They provided some "social" motivations which have rendered assisted procreation techniques increasingly widespread.
Age: for women in particular, the age of conception has progressively shifted to over 35, a period in which ovary problems may arise, causing difficulties in natural conception.
Hope: for subfertile couples there is a sharp drop in expectancy after just two years of attempting natural conception, especially in the absence of valid alternatives which often gynaecologists themselves are unable to offer.
Furthermore, researchers underline that with the increase of ART treatments, also due to the fact that they are mostly offered by private centres - in Italy there are 359 ART centres, of which approximately 70% managed by private companies - there has been a loss of focus on the scientific evaluation of single cases: for which couples does ART constitute a true and the only necessity? Said researchers also bemoan how commercial and business requirements overwhelmingly regulate the private nature of this medical service.
Therefore there is an increasing number of cases for which ART is preferred and applied, even for male and female subfertility.
Let us now go back to the point of the aforementioned study, in our search for the answer to the initial question.
ART and unexplained infertility
In cases of blocked tubes or male sterility, based on scientific evidence, it is common opinion that IVF is the only valid opportunity for conceiving a child.
However, in cases of subfertility as well as in cases of unexplained infertility, this certainty wanes somewhat.
On average 30% of cases are affected by unexplained infertility and up to 40% of couples may be affected by subfertility.
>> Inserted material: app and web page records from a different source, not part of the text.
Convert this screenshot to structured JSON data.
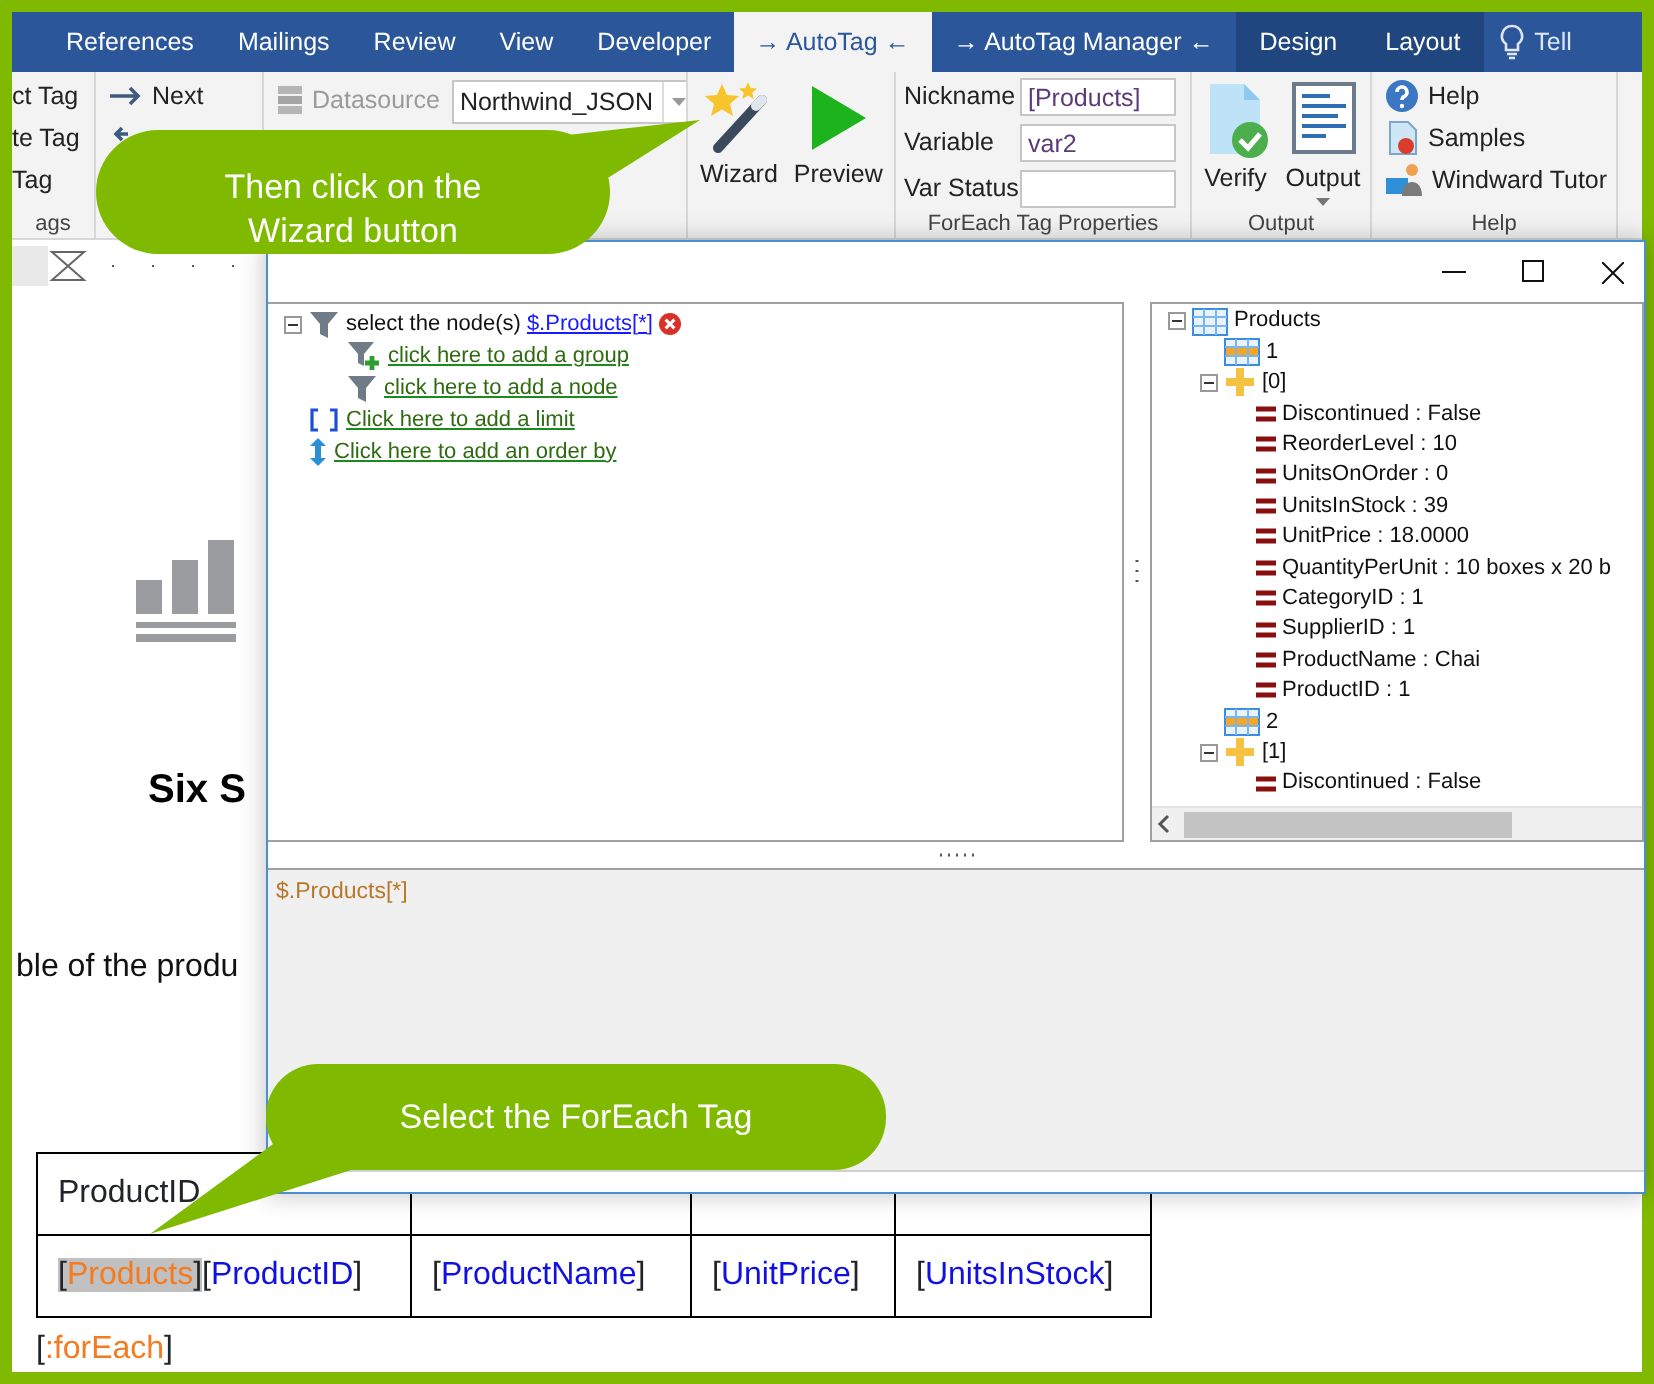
{
  "ribbon_tabs": [
    {
      "label": "References",
      "selected": false,
      "kind": "standard"
    },
    {
      "label": "Mailings",
      "selected": false,
      "kind": "standard"
    },
    {
      "label": "Review",
      "selected": false,
      "kind": "standard"
    },
    {
      "label": "View",
      "selected": false,
      "kind": "standard"
    },
    {
      "label": "Developer",
      "selected": false,
      "kind": "standard"
    },
    {
      "label": "→ AutoTag ←",
      "selected": true,
      "kind": "standard"
    },
    {
      "label": "→ AutoTag Manager ←",
      "selected": false,
      "kind": "standard"
    },
    {
      "label": "Design",
      "selected": false,
      "kind": "contextual"
    },
    {
      "label": "Layout",
      "selected": false,
      "kind": "contextual"
    }
  ],
  "tell_me": "Tell",
  "ribbon": {
    "tag_group": {
      "items": [
        "ct Tag",
        "te Tag",
        "Tag"
      ],
      "label": "ags"
    },
    "navigation": {
      "next": "Next"
    },
    "datasource": {
      "label": "Datasource",
      "disabled": true,
      "value": "Northwind_JSON"
    },
    "actions": [
      {
        "label": "Wizard",
        "kind": "wizard"
      },
      {
        "label": "Preview",
        "kind": "preview"
      }
    ],
    "tag_properties": {
      "fields": [
        {
          "label": "Nickname",
          "value": "[Products]"
        },
        {
          "label": "Variable",
          "value": "var2"
        },
        {
          "label": "Var Status"
        }
      ],
      "label": "ForEach Tag Properties"
    },
    "output": {
      "buttons": [
        {
          "label": "Verify",
          "kind": "verify"
        },
        {
          "label": "Output",
          "kind": "output"
        }
      ],
      "label": "Output"
    },
    "help": {
      "items": [
        {
          "label": "Help",
          "kind": "help"
        },
        {
          "label": "Samples",
          "kind": "samples"
        },
        {
          "label": "Windward Tutor",
          "kind": "tutor"
        }
      ],
      "label": "Help"
    }
  },
  "document": {
    "heading": "Six S",
    "paragraph": "ble of the produ",
    "table": {
      "header": [
        "ProductID"
      ],
      "rows": [
        [
          {
            "tags": [
              {
                "open": "[",
                "name": "Products",
                "close": "]",
                "kind": "foreach",
                "selected": true
              },
              {
                "open": "[",
                "name": "ProductID",
                "close": "]",
                "kind": "field",
                "selected": false
              }
            ]
          },
          {
            "tags": [
              {
                "open": "[",
                "name": "ProductName",
                "close": "]",
                "kind": "field",
                "selected": false
              }
            ]
          },
          {
            "tags": [
              {
                "open": "[",
                "name": "UnitPrice",
                "close": "]",
                "kind": "field",
                "selected": false
              }
            ]
          },
          {
            "tags": [
              {
                "open": "[",
                "name": "UnitsInStock",
                "close": "]",
                "kind": "field",
                "selected": false
              }
            ]
          }
        ]
      ]
    },
    "footer": {
      "tags": [
        {
          "open": "[",
          "name": ":forEach",
          "close": "]",
          "kind": "foreach",
          "selected": false
        }
      ]
    }
  },
  "dialog": {
    "query_tree": [
      {
        "kind": "filter",
        "text": "select the node(s)",
        "link": "$.Products[*]",
        "expanded": true,
        "children": [
          {
            "kind": "group",
            "link": "click here to add a group"
          },
          {
            "kind": "node",
            "link": "click here to add a node"
          }
        ]
      },
      {
        "kind": "limit",
        "link": "Click here to add a limit"
      },
      {
        "kind": "order",
        "link": "Click here to add an order by"
      }
    ],
    "data_tree": [
      {
        "kind": "array",
        "label": "Products",
        "expanded": true,
        "children": [
          {
            "kind": "row",
            "label": "1"
          },
          {
            "kind": "object",
            "label": "[0]",
            "expanded": true,
            "children": [
              {
                "kind": "field",
                "label": "Discontinued : False"
              },
              {
                "kind": "field",
                "label": "ReorderLevel : 10"
              },
              {
                "kind": "field",
                "label": "UnitsOnOrder : 0"
              },
              {
                "kind": "field",
                "label": "UnitsInStock : 39"
              },
              {
                "kind": "field",
                "label": "UnitPrice : 18.0000"
              },
              {
                "kind": "field",
                "label": "QuantityPerUnit : 10 boxes x 20 b"
              },
              {
                "kind": "field",
                "label": "CategoryID : 1"
              },
              {
                "kind": "field",
                "label": "SupplierID : 1"
              },
              {
                "kind": "field",
                "label": "ProductName : Chai"
              },
              {
                "kind": "field",
                "label": "ProductID : 1"
              }
            ]
          },
          {
            "kind": "row",
            "label": "2"
          },
          {
            "kind": "object",
            "label": "[1]",
            "expanded": true,
            "children": [
              {
                "kind": "field",
                "label": "Discontinued : False"
              }
            ]
          }
        ]
      }
    ],
    "expression": "$.Products[*]"
  },
  "callouts": [
    {
      "text": "Then click on the Wizard button"
    },
    {
      "text": "Select the ForEach Tag"
    }
  ]
}
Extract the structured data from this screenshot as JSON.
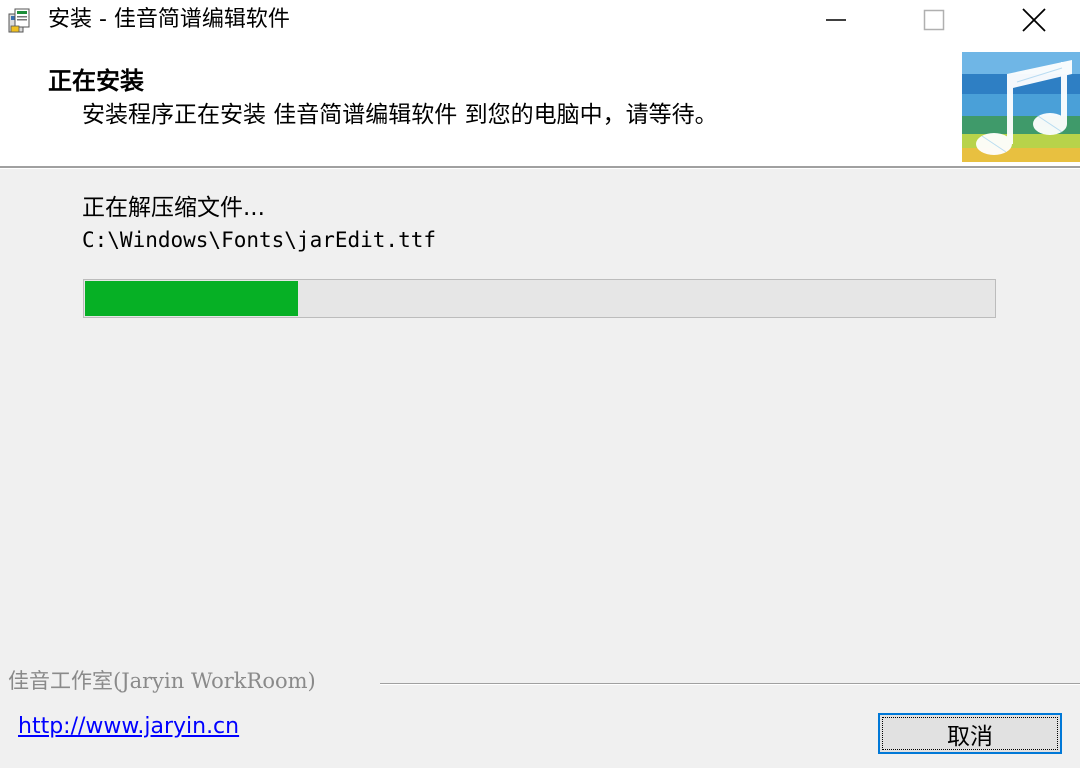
{
  "window": {
    "title": "安装 - 佳音简谱编辑软件"
  },
  "header": {
    "title": "正在安装",
    "subtitle": "安装程序正在安装 佳音简谱编辑软件 到您的电脑中，请等待。"
  },
  "install": {
    "status": "正在解压缩文件...",
    "current_file": "C:\\Windows\\Fonts\\jarEdit.ttf",
    "progress_percent": 23.4
  },
  "footer": {
    "brand_label": "佳音工作室(Jaryin WorkRoom)",
    "link_text": "http://www.jaryin.cn",
    "cancel_label": "取消"
  },
  "colors": {
    "progress_fill": "#06b025",
    "link": "#0000ff",
    "focus_border": "#0078d7"
  },
  "icons": {
    "app": "installer-icon",
    "minimize": "minimize-icon",
    "maximize": "maximize-icon",
    "close": "close-icon",
    "banner": "music-note-banner"
  }
}
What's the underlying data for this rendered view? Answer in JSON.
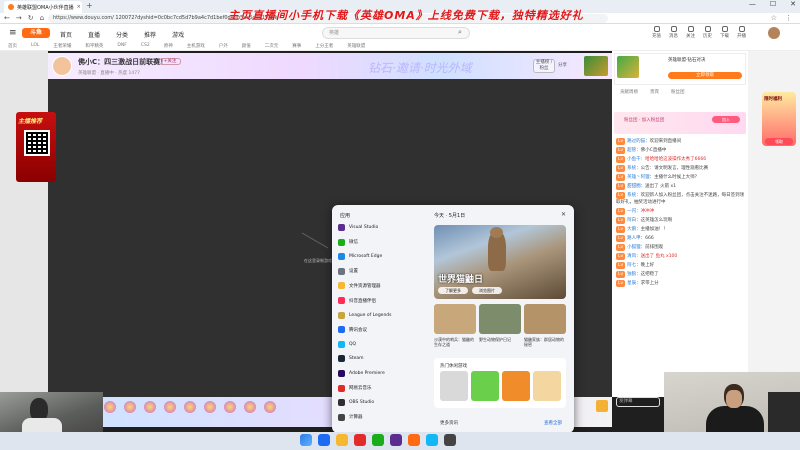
{
  "browser": {
    "tab_title": "英雄联盟OMA小伙伴直播",
    "tab_close": "×",
    "new_tab": "+",
    "url": "https://www.douyu.com/ 120072?dyshid=0c0bc7cd5d7b9a4c7d1bef0d4eb5ae5c0019b5e",
    "window_controls": [
      "—",
      "☐",
      "✕"
    ],
    "nav_icons": [
      "←",
      "→",
      "↻",
      "⌂"
    ],
    "addr_right_icons": [
      "☆",
      "⋮"
    ]
  },
  "promo_text": "主页直播间小手机下载《英雄OMA》上线免费下载，独特精选好礼",
  "site": {
    "logo": "斗鱼",
    "nav": [
      "首页",
      "直播",
      "分类",
      "推荐",
      "游戏"
    ],
    "search_placeholder": "英雄",
    "header_icons": [
      "充值",
      "消息",
      "关注",
      "历史",
      "下载",
      "开播"
    ],
    "subnav": [
      "首页",
      "LOL",
      "王者荣耀",
      "和平精英",
      "DNF",
      "CS2",
      "原神",
      "主机游戏",
      "户外",
      "颜值",
      "二次元",
      "赛事",
      "上分王者",
      "英雄联盟"
    ]
  },
  "room": {
    "title": "佛小C：四三激战日前联赛！",
    "follow": "+关注",
    "meta": "英雄联盟 · 直播中 · 热度 1477",
    "banner": "钻石·邀请·时光外域",
    "rank": "主播榜 / 粉丝",
    "right_btn": "分享"
  },
  "promo_badge": "主播推荐",
  "video_hint": "在这里录制游戏直播内容",
  "right_panel": {
    "rank_title": "英雄联盟·钻石对决",
    "rank_btn": "立即领取",
    "tabs": [
      "贡献周榜",
      "贵宾",
      "粉丝团"
    ],
    "fans_title": "粉丝团 · 加入粉丝团",
    "fans_btn": "加入",
    "chat_input": "发弹幕"
  },
  "chat": [
    {
      "who": "路过的猫",
      "text": "欢迎来到直播间"
    },
    {
      "who": "超管",
      "text": "佛小C直播中"
    },
    {
      "who": "小鱼干",
      "text": "哈哈哈哈这波操作太秀了6666"
    },
    {
      "who": "系统",
      "text": "公告：请文明发言，理性观看比赛"
    },
    {
      "who": "英雄丶阿狸",
      "text": "主播什么时候上大师？"
    },
    {
      "who": "甜甜圈",
      "text": "送出了 火箭 x1"
    },
    {
      "who": "系统",
      "text": "欢迎新人加入粉丝团，点击关注不迷路，每日签到领取好礼，抽奖活动进行中"
    },
    {
      "who": "一闪",
      "text": "冲冲冲"
    },
    {
      "who": "阿白",
      "text": "这英雄怎么玩啊"
    },
    {
      "who": "大鹅",
      "text": "主播加油！！"
    },
    {
      "who": "路人甲",
      "text": "666"
    },
    {
      "who": "小狐狸",
      "text": "前排围观"
    },
    {
      "who": "清风",
      "text": "送出了 鱼丸 x100"
    },
    {
      "who": "阿七",
      "text": "晚上好"
    },
    {
      "who": "独狼",
      "text": "这把稳了"
    },
    {
      "who": "星辰",
      "text": "求带上分"
    }
  ],
  "float_gift": {
    "label": "限时福利",
    "btn": "领取"
  },
  "start_menu": {
    "apps_title": "应用",
    "apps": [
      {
        "label": "Visual Studio",
        "color": "#5c2d91"
      },
      {
        "label": "微信",
        "color": "#1aad19"
      },
      {
        "label": "Microsoft Edge",
        "color": "#1e88e5"
      },
      {
        "label": "设置",
        "color": "#6b7280"
      },
      {
        "label": "文件资源管理器",
        "color": "#f5b830"
      },
      {
        "label": "抖音直播伴侣",
        "color": "#ff2d55"
      },
      {
        "label": "League of Legends",
        "color": "#c9a33b"
      },
      {
        "label": "腾讯会议",
        "color": "#1d6bf3"
      },
      {
        "label": "QQ",
        "color": "#12b7f5"
      },
      {
        "label": "Steam",
        "color": "#1b2838"
      },
      {
        "label": "Adobe Premiere",
        "color": "#2a0a5e"
      },
      {
        "label": "网易云音乐",
        "color": "#e22a2a"
      },
      {
        "label": "OBS Studio",
        "color": "#302e31"
      },
      {
        "label": "计算器",
        "color": "#444"
      }
    ],
    "today_title": "今天 · 5月1日",
    "close": "✕",
    "hero_title": "世界猫鼬日",
    "hero_btn1": "了解更多",
    "hero_btn2": "浏览图片",
    "thumbs": [
      {
        "caption": "沙漠中的哨兵：猫鼬的生存之道",
        "color": "#c8a77a"
      },
      {
        "caption": "野生动物保护日记",
        "color": "#7d8c6a"
      },
      {
        "caption": "猫鼬家族：群居动物的秘密",
        "color": "#b49368"
      }
    ],
    "games_title": "热门休闲游戏",
    "games": [
      "#d9d9d9",
      "#6ad04c",
      "#f08c2a",
      "#f4d6a0"
    ],
    "more_title": "更多资讯",
    "more_link": "查看全部"
  },
  "taskbar_icons": [
    "#1d6bf3",
    "#f5b830",
    "#e22a2a",
    "#1aad19",
    "#5c2d91",
    "#ff6a12",
    "#12b7f5",
    "#444"
  ],
  "colors": {
    "accent": "#ff6a12",
    "promo_red": "#e0191b"
  }
}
Researchers compared several international studies and found that in cases of subfertility and unexplained infertility, there is no improvement of pregnancy rate if infertility is tackled with a ART approach. On the contrary, a study conducted on a group of 500 Dutch couples diagnosed as subfertile for over 2 years, demonstrated how 60% were able to achieve a natural pregnancy with their partner.
A second comparative study, comparing two populations of patients with unexplained subfertility, treated with different approached, demonstrated how the percentage of pregnancy rate was the same. The first group was treated with ovarian stimulation and intrauterine insemination (a type of Assisted Reproductive Treatments), the second with an expectant management* programme. In both cases the pregnancy rate was 25% after 6 months and 75% after three years. This demonstrated that Assisted Reproductive Treatments did not produce any effective advantage for couples compared to those who attempted to conceive naturally.
The medical choice is not only about "whether" to intervene in cases of subfertility, but also "when": different economic-clinical studies affirm that in cases of young women affected by subfertility, Assisted Reproductive Treatments are not effective in the first the years of conception.
The duration of a woman's subfertility or infertility appears to be crucial in choosing a particular ART protocol and the evaluation of its effectiveness. It remains unexplained as to why such information does not feature in annual ART surveying carried out by each country.
NB: The UK is the only European country to have adopted ministerial guidelines for the application of ART. Said guidelines recommend that women affected by subfertility or unexplained fertility for under two years are not treated with ART techniques. If said women are under the age of 40, this recommendation changes, initially "not more than 3 years" - without any scientific motivation in support of such decision.
In conclusion, in cases of subfertility and unexplained infertility, medical and clinical evidence has demonstrated the need to consider Assisted Reproductive Treatments as a last resort, although it does not offer a greater probability of success compared to those achievable through an expectant management* path.
* What is it exactly meant by expectant management? We'll discuss this in our next post. Stay tuned.